WHAT THIS TASK INVOLVES — From the listing below, pull out every line where the string "single" appears.

Top of EXTRACTED INFORMATION

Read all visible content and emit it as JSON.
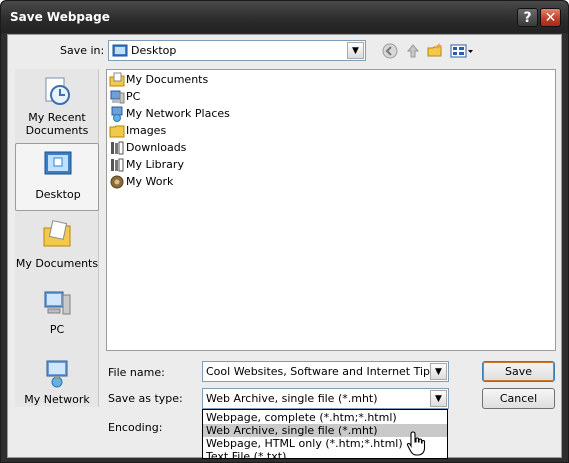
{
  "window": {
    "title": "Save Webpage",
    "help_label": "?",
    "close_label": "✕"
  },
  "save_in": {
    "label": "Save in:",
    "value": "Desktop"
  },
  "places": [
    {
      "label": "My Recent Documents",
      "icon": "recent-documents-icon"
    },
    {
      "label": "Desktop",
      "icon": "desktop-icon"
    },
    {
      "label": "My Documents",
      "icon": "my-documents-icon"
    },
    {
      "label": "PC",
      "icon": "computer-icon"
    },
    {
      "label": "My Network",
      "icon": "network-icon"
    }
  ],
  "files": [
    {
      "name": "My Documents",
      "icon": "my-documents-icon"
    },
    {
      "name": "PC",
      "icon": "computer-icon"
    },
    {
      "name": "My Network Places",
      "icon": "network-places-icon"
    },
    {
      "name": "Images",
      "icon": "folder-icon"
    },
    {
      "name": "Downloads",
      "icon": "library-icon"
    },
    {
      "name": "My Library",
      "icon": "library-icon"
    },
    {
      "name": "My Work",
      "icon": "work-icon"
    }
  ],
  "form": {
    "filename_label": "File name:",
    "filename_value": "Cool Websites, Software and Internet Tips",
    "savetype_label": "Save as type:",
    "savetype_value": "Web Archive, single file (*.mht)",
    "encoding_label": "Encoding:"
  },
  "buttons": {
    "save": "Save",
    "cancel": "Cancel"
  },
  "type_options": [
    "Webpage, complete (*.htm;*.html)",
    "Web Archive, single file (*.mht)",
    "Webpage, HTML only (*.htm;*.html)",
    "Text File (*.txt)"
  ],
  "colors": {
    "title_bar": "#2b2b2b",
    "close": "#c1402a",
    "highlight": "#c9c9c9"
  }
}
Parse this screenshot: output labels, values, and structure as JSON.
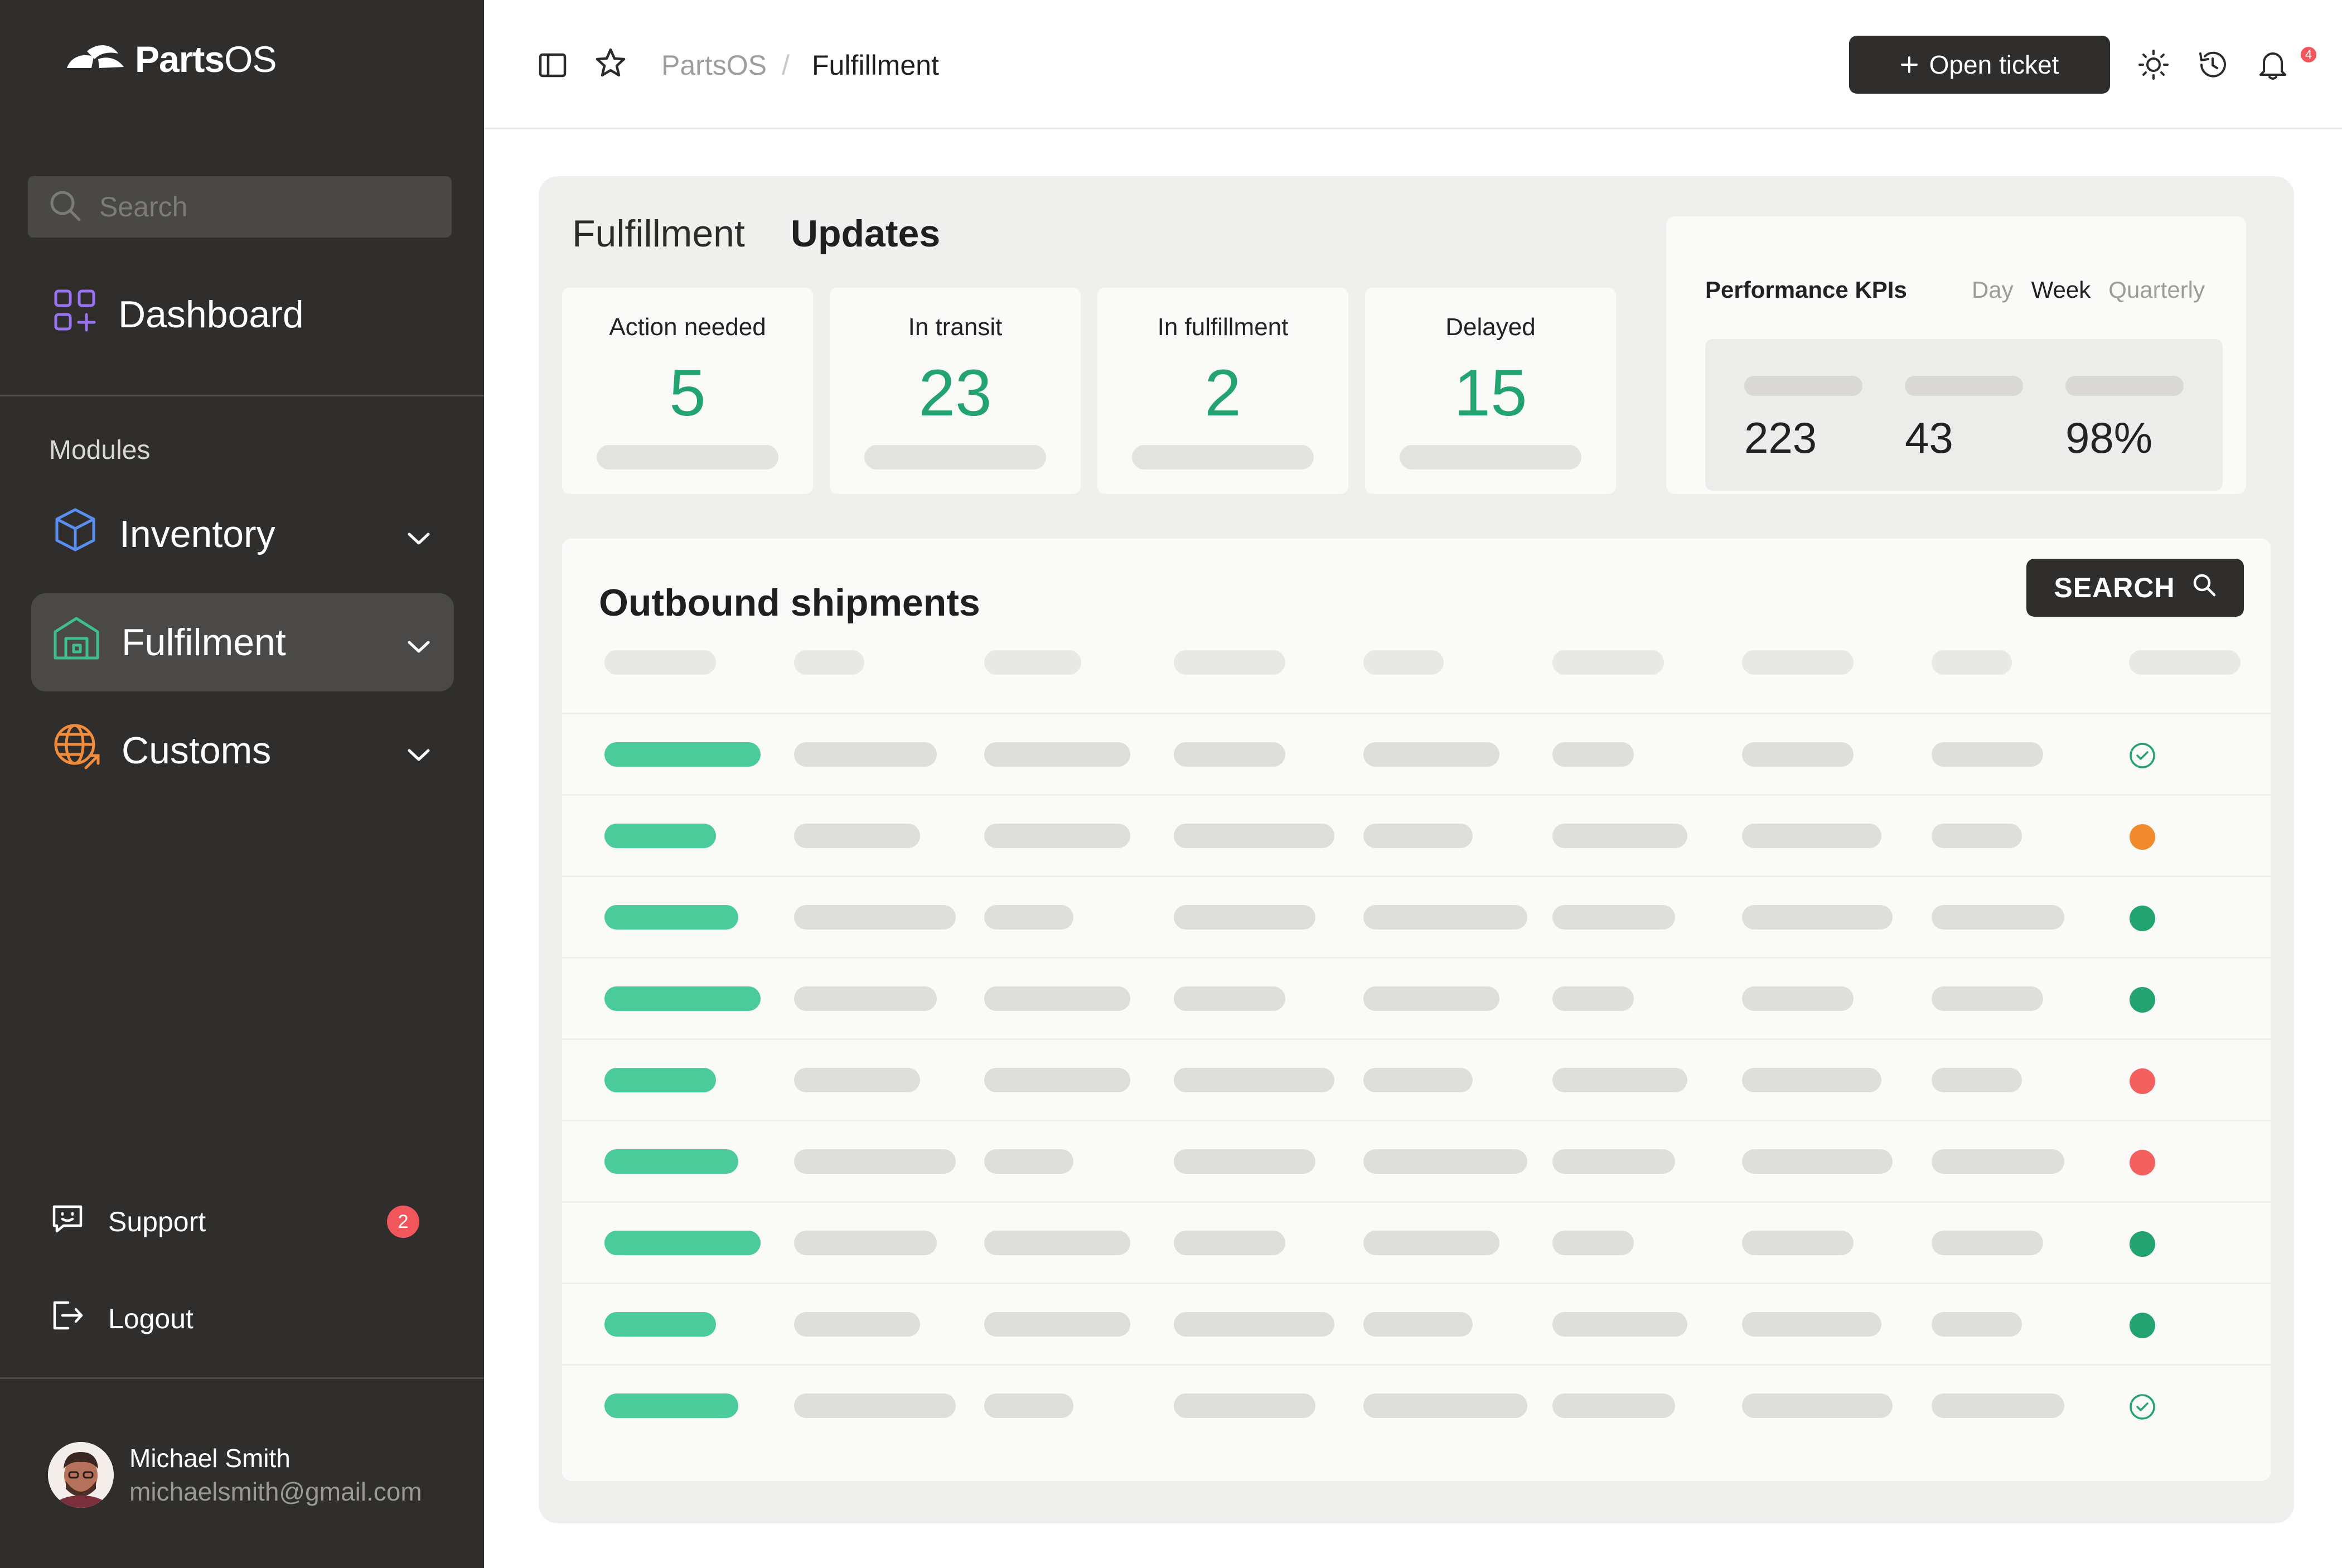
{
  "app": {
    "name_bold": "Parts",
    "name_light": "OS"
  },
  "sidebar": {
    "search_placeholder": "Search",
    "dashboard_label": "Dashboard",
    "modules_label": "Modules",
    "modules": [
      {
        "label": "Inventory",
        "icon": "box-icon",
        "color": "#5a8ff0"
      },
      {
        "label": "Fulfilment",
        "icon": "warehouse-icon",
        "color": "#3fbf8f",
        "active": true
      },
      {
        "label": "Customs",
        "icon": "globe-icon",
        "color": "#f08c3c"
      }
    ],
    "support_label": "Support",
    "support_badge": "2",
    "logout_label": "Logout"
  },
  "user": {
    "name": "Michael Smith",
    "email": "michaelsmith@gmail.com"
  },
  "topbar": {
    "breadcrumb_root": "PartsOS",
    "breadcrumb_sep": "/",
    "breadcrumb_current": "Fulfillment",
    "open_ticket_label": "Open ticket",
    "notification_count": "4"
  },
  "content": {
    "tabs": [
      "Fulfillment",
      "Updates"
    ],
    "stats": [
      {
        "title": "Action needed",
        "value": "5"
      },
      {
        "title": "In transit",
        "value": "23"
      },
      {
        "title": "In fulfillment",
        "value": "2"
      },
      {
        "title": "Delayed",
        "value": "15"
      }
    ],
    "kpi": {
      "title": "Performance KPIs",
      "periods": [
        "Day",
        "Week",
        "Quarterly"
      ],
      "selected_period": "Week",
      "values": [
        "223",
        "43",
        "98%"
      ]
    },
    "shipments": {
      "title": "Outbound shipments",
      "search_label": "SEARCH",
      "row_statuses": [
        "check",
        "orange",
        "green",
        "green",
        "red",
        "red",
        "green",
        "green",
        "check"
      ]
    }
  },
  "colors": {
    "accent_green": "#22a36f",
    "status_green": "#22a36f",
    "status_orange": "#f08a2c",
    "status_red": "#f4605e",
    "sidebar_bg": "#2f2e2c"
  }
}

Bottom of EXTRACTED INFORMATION
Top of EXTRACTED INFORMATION

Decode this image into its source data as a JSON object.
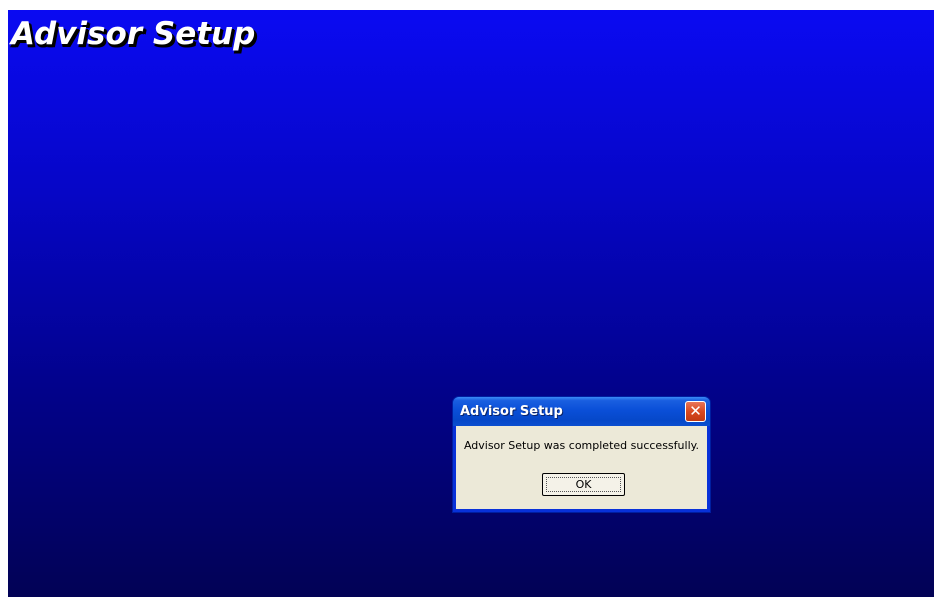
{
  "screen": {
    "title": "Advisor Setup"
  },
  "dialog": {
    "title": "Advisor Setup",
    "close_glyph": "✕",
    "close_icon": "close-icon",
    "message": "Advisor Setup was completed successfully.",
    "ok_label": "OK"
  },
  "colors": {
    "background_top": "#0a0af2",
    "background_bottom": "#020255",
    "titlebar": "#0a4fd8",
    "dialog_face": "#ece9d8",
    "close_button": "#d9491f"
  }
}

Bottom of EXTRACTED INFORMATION

TASK ANSWER —
    "savetype_value": "Web Archive, single file (*.mht)",
    "Web Archive, single file (*.mht)",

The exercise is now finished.